Scan the records below. Report the number of lines containing the word "Anyone", and nothing more.

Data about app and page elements
_ _ _ _ _

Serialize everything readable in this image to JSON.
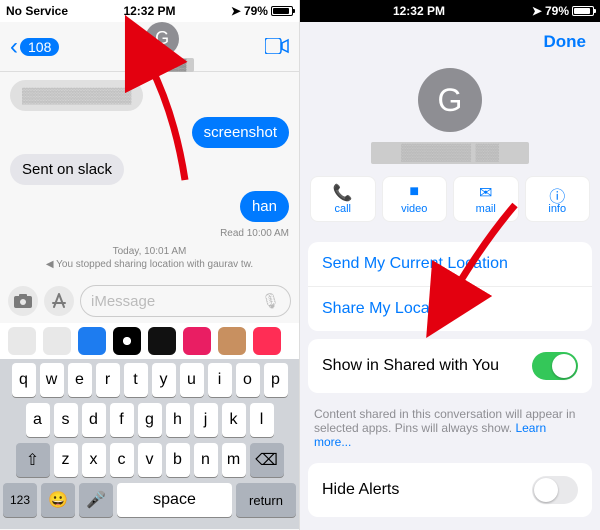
{
  "status": {
    "left": "No Service",
    "time": "12:32 PM",
    "battery": "79%",
    "loc_arrow": "➤"
  },
  "nav": {
    "back_count": "108",
    "avatar": "G",
    "name": "▓▓▓▓▓▓"
  },
  "messages": {
    "m1": "▓▓▓▓▓▓▓▓▓▓",
    "m2": "screenshot",
    "m3": "Sent on slack",
    "m4": "han",
    "read": "Read 10:00 AM",
    "sys_time": "Today, 10:01 AM",
    "sys_text": "You stopped sharing location with gaurav tw."
  },
  "composer": {
    "placeholder": "iMessage"
  },
  "kb": {
    "r1": [
      "q",
      "w",
      "e",
      "r",
      "t",
      "y",
      "u",
      "i",
      "o",
      "p"
    ],
    "r2": [
      "a",
      "s",
      "d",
      "f",
      "g",
      "h",
      "j",
      "k",
      "l"
    ],
    "r3": [
      "z",
      "x",
      "c",
      "v",
      "b",
      "n",
      "m"
    ],
    "shift": "⇧",
    "del": "⌫",
    "num": "123",
    "emoji": "😀",
    "mic": "🎤",
    "ret": "return"
  },
  "sheet": {
    "done": "Done",
    "avatar": "G",
    "name": "▓▓▓▓▓▓ ▓▓",
    "actions": [
      {
        "icon": "📞",
        "label": "call"
      },
      {
        "icon": "■",
        "label": "video"
      },
      {
        "icon": "✉",
        "label": "mail"
      },
      {
        "icon": "ⓘ",
        "label": "info"
      }
    ],
    "send_loc": "Send My Current Location",
    "share_loc": "Share My Location",
    "shared_label": "Show in Shared with You",
    "shared_on": true,
    "hint": "Content shared in this conversation will appear in selected apps. Pins will always show. ",
    "hint_link": "Learn more...",
    "hide_alerts": "Hide Alerts"
  },
  "app_colors": [
    "#e8e8e8",
    "#e8e8e8",
    "#1d7cf0",
    "#000",
    "#111",
    "#e91e63",
    "#c89060",
    "#ff2d55"
  ]
}
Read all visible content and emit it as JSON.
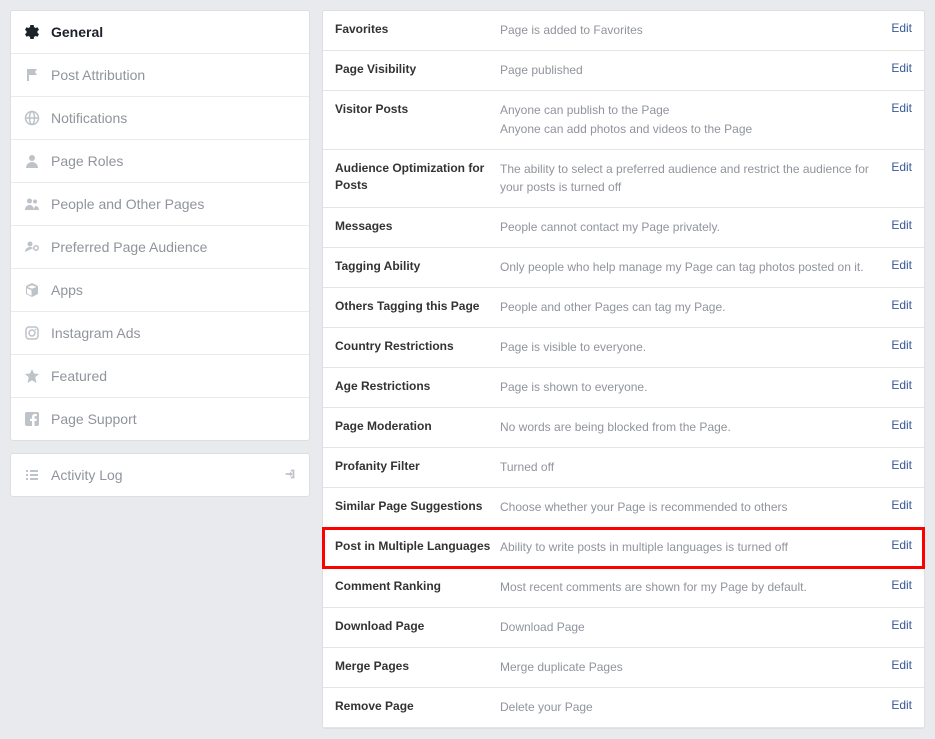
{
  "sidebar": {
    "items": [
      {
        "label": "General",
        "icon": "gear",
        "active": true
      },
      {
        "label": "Post Attribution",
        "icon": "flag"
      },
      {
        "label": "Notifications",
        "icon": "globe"
      },
      {
        "label": "Page Roles",
        "icon": "person"
      },
      {
        "label": "People and Other Pages",
        "icon": "people"
      },
      {
        "label": "Preferred Page Audience",
        "icon": "target"
      },
      {
        "label": "Apps",
        "icon": "box"
      },
      {
        "label": "Instagram Ads",
        "icon": "camera"
      },
      {
        "label": "Featured",
        "icon": "star"
      },
      {
        "label": "Page Support",
        "icon": "fb"
      }
    ],
    "activity_log": {
      "label": "Activity Log"
    }
  },
  "settings": [
    {
      "label": "Favorites",
      "value": [
        "Page is added to Favorites"
      ],
      "edit": "Edit"
    },
    {
      "label": "Page Visibility",
      "value": [
        "Page published"
      ],
      "edit": "Edit"
    },
    {
      "label": "Visitor Posts",
      "value": [
        "Anyone can publish to the Page",
        "Anyone can add photos and videos to the Page"
      ],
      "edit": "Edit"
    },
    {
      "label": "Audience Optimization for Posts",
      "value": [
        "The ability to select a preferred audience and restrict the audience for your posts is turned off"
      ],
      "edit": "Edit"
    },
    {
      "label": "Messages",
      "value": [
        "People cannot contact my Page privately."
      ],
      "edit": "Edit"
    },
    {
      "label": "Tagging Ability",
      "value": [
        "Only people who help manage my Page can tag photos posted on it."
      ],
      "edit": "Edit"
    },
    {
      "label": "Others Tagging this Page",
      "value": [
        "People and other Pages can tag my Page."
      ],
      "edit": "Edit"
    },
    {
      "label": "Country Restrictions",
      "value": [
        "Page is visible to everyone."
      ],
      "edit": "Edit"
    },
    {
      "label": "Age Restrictions",
      "value": [
        "Page is shown to everyone."
      ],
      "edit": "Edit"
    },
    {
      "label": "Page Moderation",
      "value": [
        "No words are being blocked from the Page."
      ],
      "edit": "Edit"
    },
    {
      "label": "Profanity Filter",
      "value": [
        "Turned off"
      ],
      "edit": "Edit"
    },
    {
      "label": "Similar Page Suggestions",
      "value": [
        "Choose whether your Page is recommended to others"
      ],
      "edit": "Edit"
    },
    {
      "label": "Post in Multiple Languages",
      "value": [
        "Ability to write posts in multiple languages is turned off"
      ],
      "edit": "Edit",
      "highlight": true
    },
    {
      "label": "Comment Ranking",
      "value": [
        "Most recent comments are shown for my Page by default."
      ],
      "edit": "Edit"
    },
    {
      "label": "Download Page",
      "value": [
        "Download Page"
      ],
      "edit": "Edit"
    },
    {
      "label": "Merge Pages",
      "value": [
        "Merge duplicate Pages"
      ],
      "edit": "Edit"
    },
    {
      "label": "Remove Page",
      "value": [
        "Delete your Page"
      ],
      "edit": "Edit"
    }
  ]
}
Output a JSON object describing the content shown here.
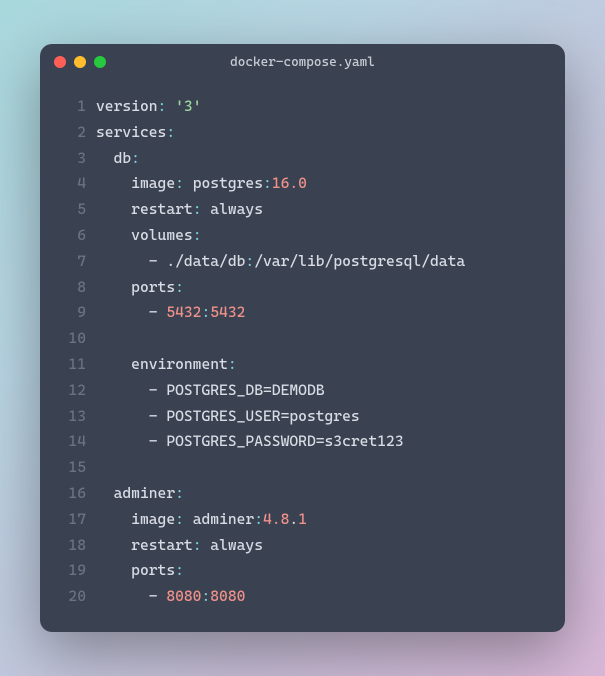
{
  "window": {
    "title": "docker-compose.yaml"
  },
  "code": {
    "lines": [
      {
        "n": "1",
        "tokens": [
          {
            "t": "version",
            "c": "key"
          },
          {
            "t": ":",
            "c": "colon"
          },
          {
            "t": " ",
            "c": "punc"
          },
          {
            "t": "'3'",
            "c": "str"
          }
        ]
      },
      {
        "n": "2",
        "tokens": [
          {
            "t": "services",
            "c": "key"
          },
          {
            "t": ":",
            "c": "colon"
          }
        ]
      },
      {
        "n": "3",
        "tokens": [
          {
            "t": "  ",
            "c": "punc"
          },
          {
            "t": "db",
            "c": "key"
          },
          {
            "t": ":",
            "c": "colon"
          }
        ]
      },
      {
        "n": "4",
        "tokens": [
          {
            "t": "    ",
            "c": "punc"
          },
          {
            "t": "image",
            "c": "key"
          },
          {
            "t": ":",
            "c": "colon"
          },
          {
            "t": " postgres",
            "c": "punc"
          },
          {
            "t": ":",
            "c": "colon"
          },
          {
            "t": "16.0",
            "c": "num"
          }
        ]
      },
      {
        "n": "5",
        "tokens": [
          {
            "t": "    ",
            "c": "punc"
          },
          {
            "t": "restart",
            "c": "key"
          },
          {
            "t": ":",
            "c": "colon"
          },
          {
            "t": " always",
            "c": "punc"
          }
        ]
      },
      {
        "n": "6",
        "tokens": [
          {
            "t": "    ",
            "c": "punc"
          },
          {
            "t": "volumes",
            "c": "key"
          },
          {
            "t": ":",
            "c": "colon"
          }
        ]
      },
      {
        "n": "7",
        "tokens": [
          {
            "t": "      - ./data/db",
            "c": "punc"
          },
          {
            "t": ":",
            "c": "colon"
          },
          {
            "t": "/var/lib/postgresql/data",
            "c": "punc"
          }
        ]
      },
      {
        "n": "8",
        "tokens": [
          {
            "t": "    ",
            "c": "punc"
          },
          {
            "t": "ports",
            "c": "key"
          },
          {
            "t": ":",
            "c": "colon"
          }
        ]
      },
      {
        "n": "9",
        "tokens": [
          {
            "t": "      - ",
            "c": "punc"
          },
          {
            "t": "5432",
            "c": "num"
          },
          {
            "t": ":",
            "c": "colon"
          },
          {
            "t": "5432",
            "c": "num"
          }
        ]
      },
      {
        "n": "10",
        "tokens": []
      },
      {
        "n": "11",
        "tokens": [
          {
            "t": "    ",
            "c": "punc"
          },
          {
            "t": "environment",
            "c": "key"
          },
          {
            "t": ":",
            "c": "colon"
          }
        ]
      },
      {
        "n": "12",
        "tokens": [
          {
            "t": "      - POSTGRES_DB=DEMODB",
            "c": "punc"
          }
        ]
      },
      {
        "n": "13",
        "tokens": [
          {
            "t": "      - POSTGRES_USER=postgres",
            "c": "punc"
          }
        ]
      },
      {
        "n": "14",
        "tokens": [
          {
            "t": "      - POSTGRES_PASSWORD=s3cret123",
            "c": "punc"
          }
        ]
      },
      {
        "n": "15",
        "tokens": []
      },
      {
        "n": "16",
        "tokens": [
          {
            "t": "  ",
            "c": "punc"
          },
          {
            "t": "adminer",
            "c": "key"
          },
          {
            "t": ":",
            "c": "colon"
          }
        ]
      },
      {
        "n": "17",
        "tokens": [
          {
            "t": "    ",
            "c": "punc"
          },
          {
            "t": "image",
            "c": "key"
          },
          {
            "t": ":",
            "c": "colon"
          },
          {
            "t": " adminer",
            "c": "punc"
          },
          {
            "t": ":",
            "c": "colon"
          },
          {
            "t": "4.8",
            "c": "num"
          },
          {
            "t": ".",
            "c": "punc"
          },
          {
            "t": "1",
            "c": "num"
          }
        ]
      },
      {
        "n": "18",
        "tokens": [
          {
            "t": "    ",
            "c": "punc"
          },
          {
            "t": "restart",
            "c": "key"
          },
          {
            "t": ":",
            "c": "colon"
          },
          {
            "t": " always",
            "c": "punc"
          }
        ]
      },
      {
        "n": "19",
        "tokens": [
          {
            "t": "    ",
            "c": "punc"
          },
          {
            "t": "ports",
            "c": "key"
          },
          {
            "t": ":",
            "c": "colon"
          }
        ]
      },
      {
        "n": "20",
        "tokens": [
          {
            "t": "      - ",
            "c": "punc"
          },
          {
            "t": "8080",
            "c": "num"
          },
          {
            "t": ":",
            "c": "colon"
          },
          {
            "t": "8080",
            "c": "num"
          }
        ]
      }
    ]
  }
}
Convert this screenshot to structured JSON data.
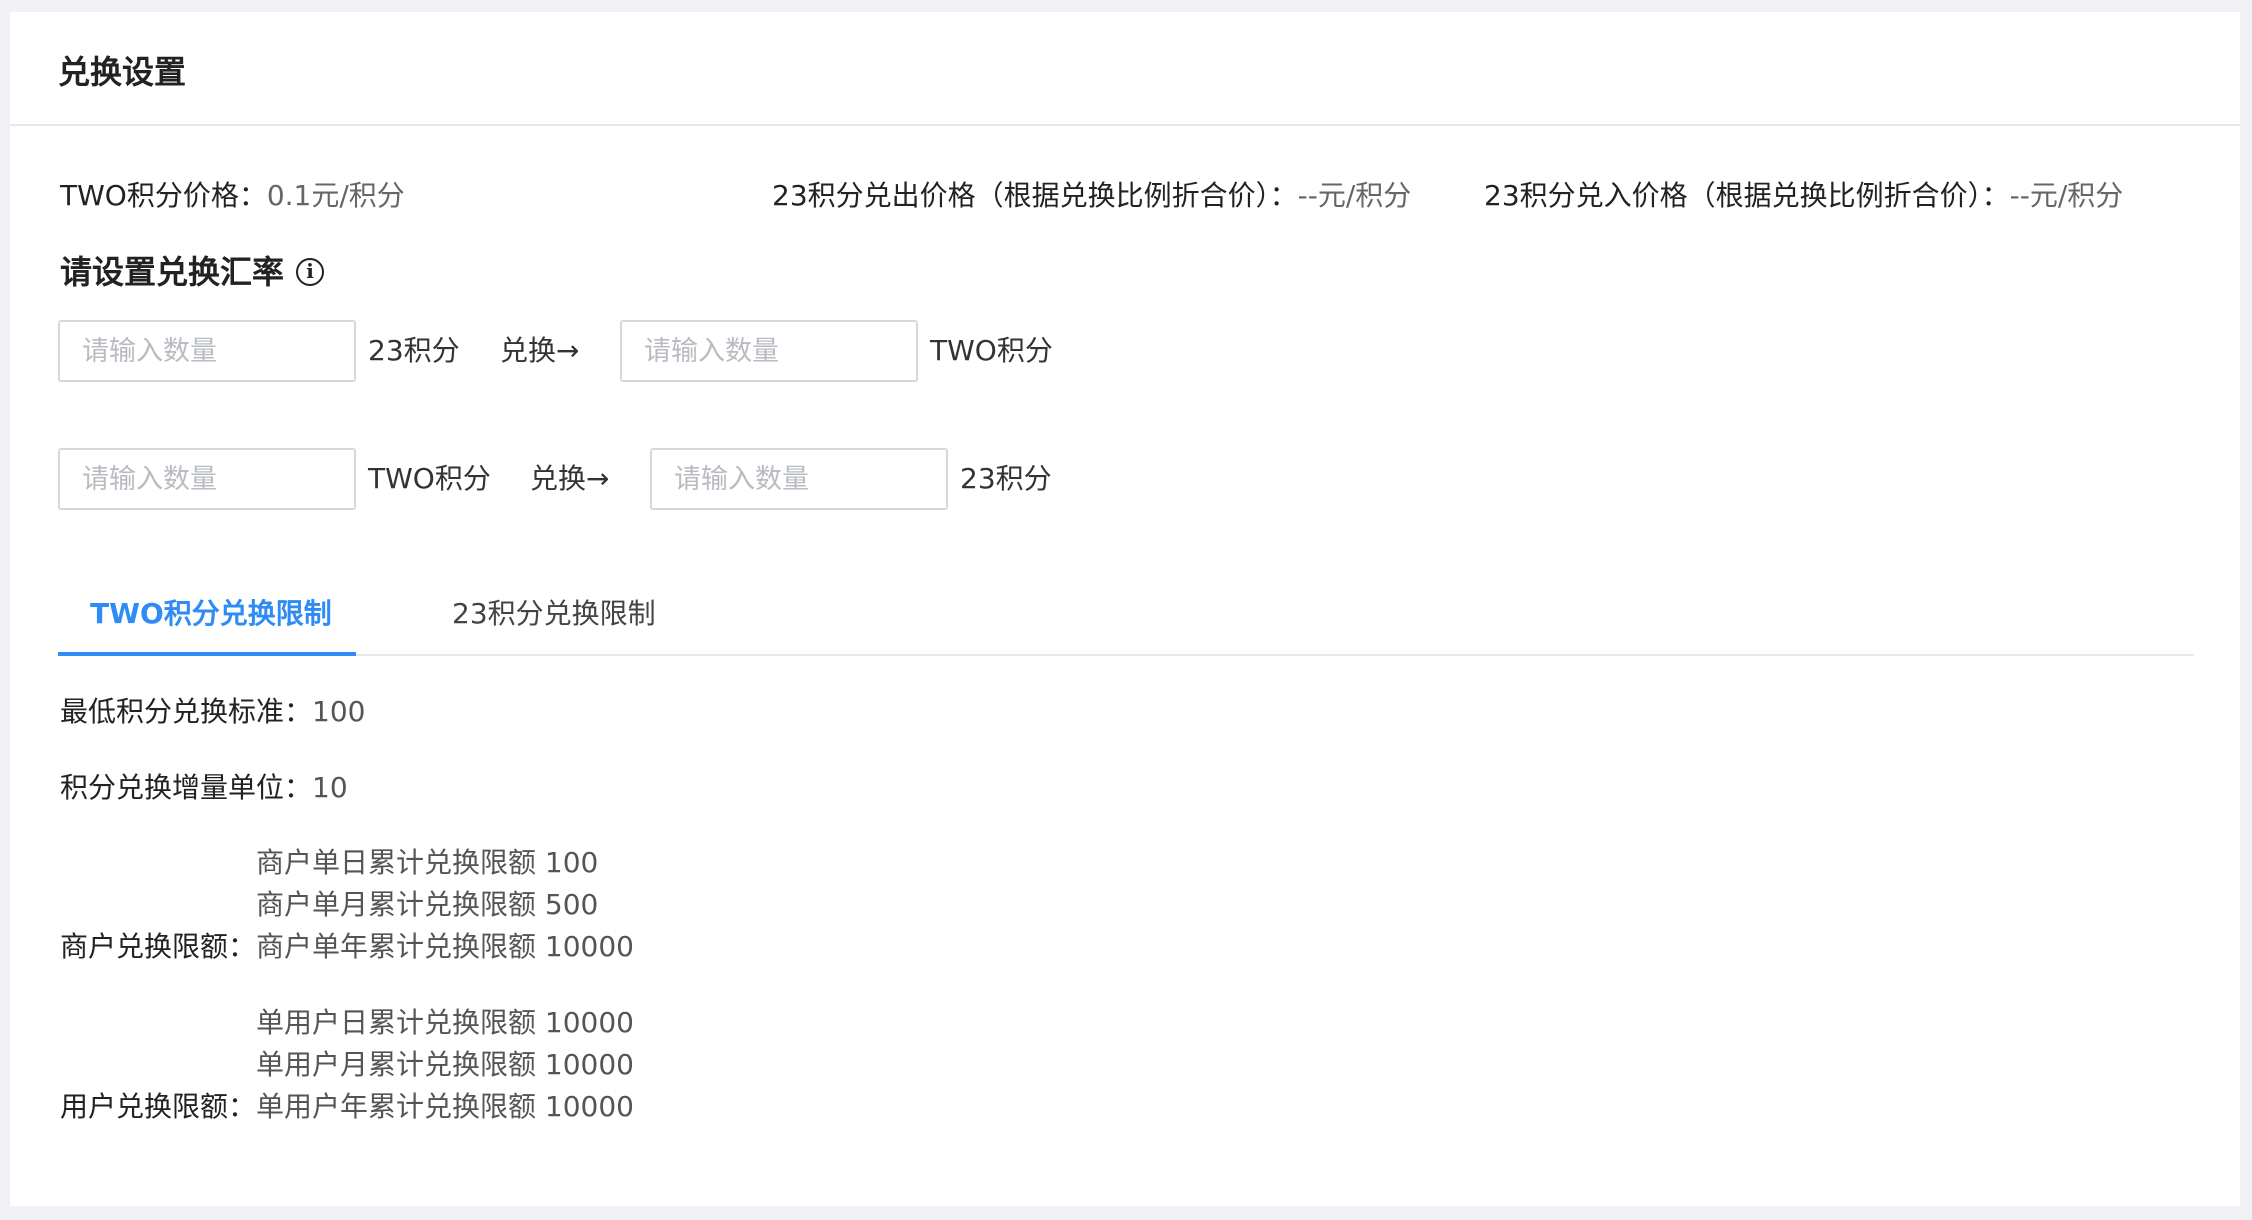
{
  "header": {
    "title": "兑换设置"
  },
  "prices": {
    "two_price_label": "TWO积分价格：",
    "two_price_value": "0.1元/积分",
    "out_price_label": "23积分兑出价格（根据兑换比例折合价）：",
    "out_price_value": "--元/积分",
    "in_price_label": "23积分兑入价格（根据兑换比例折合价）：",
    "in_price_value": "--元/积分"
  },
  "rate_section": {
    "title": "请设置兑换汇率",
    "icon": "info-icon",
    "rows": [
      {
        "from_placeholder": "请输入数量",
        "from_unit": "23积分",
        "arrow_label": "兑换→",
        "to_placeholder": "请输入数量",
        "to_unit": "TWO积分"
      },
      {
        "from_placeholder": "请输入数量",
        "from_unit": "TWO积分",
        "arrow_label": "兑换→",
        "to_placeholder": "请输入数量",
        "to_unit": "23积分"
      }
    ]
  },
  "tabs": [
    {
      "label": "TWO积分兑换限制",
      "active": true
    },
    {
      "label": "23积分兑换限制",
      "active": false
    }
  ],
  "limits": {
    "min_standard_label": "最低积分兑换标准：",
    "min_standard_value": "100",
    "increment_label": "积分兑换增量单位：",
    "increment_value": "10",
    "merchant_label": "商户兑换限额：",
    "merchant_lines": [
      "商户单日累计兑换限额 100",
      "商户单月累计兑换限额 500",
      "商户单年累计兑换限额 10000"
    ],
    "user_label": "用户兑换限额：",
    "user_lines": [
      "单用户日累计兑换限额 10000",
      "单用户月累计兑换限额 10000",
      "单用户年累计兑换限额 10000"
    ]
  },
  "colors": {
    "accent": "#2f8cf5",
    "page_background": "#f0f1f5",
    "card_background": "#ffffff"
  }
}
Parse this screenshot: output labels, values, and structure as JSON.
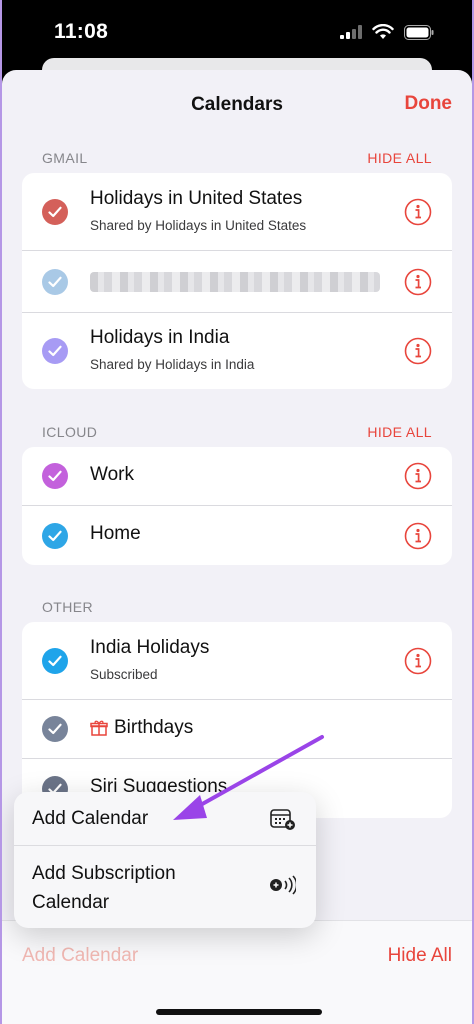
{
  "status": {
    "time": "11:08"
  },
  "nav": {
    "title": "Calendars",
    "done": "Done"
  },
  "sections": {
    "gmail": {
      "title": "GMAIL",
      "action": "HIDE ALL",
      "items": [
        {
          "name": "Holidays in United States",
          "sub": "Shared by Holidays in United States",
          "color": "#d4605a"
        },
        {
          "name": "",
          "sub": "",
          "color": "#a9c9e6"
        },
        {
          "name": "Holidays in India",
          "sub": "Shared by Holidays in India",
          "color": "#a79bf4"
        }
      ]
    },
    "icloud": {
      "title": "ICLOUD",
      "action": "HIDE ALL",
      "items": [
        {
          "name": "Work",
          "color": "#c361dc"
        },
        {
          "name": "Home",
          "color": "#2ea6e6"
        }
      ]
    },
    "other": {
      "title": "OTHER",
      "items": [
        {
          "name": "India Holidays",
          "sub": "Subscribed",
          "color": "#1fa4ea"
        },
        {
          "name": "Birthdays",
          "color": "#78849a"
        },
        {
          "name": "Siri Suggestions",
          "color": "#6b7488"
        }
      ]
    }
  },
  "popup": {
    "add_calendar": "Add Calendar",
    "add_subscription_line1": "Add Subscription",
    "add_subscription_line2": "Calendar"
  },
  "toolbar": {
    "add_calendar": "Add Calendar",
    "hide_all": "Hide All"
  },
  "colors": {
    "accent": "#e8453c",
    "arrow": "#9a44e8"
  }
}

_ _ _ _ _

Answer to this exercise.
2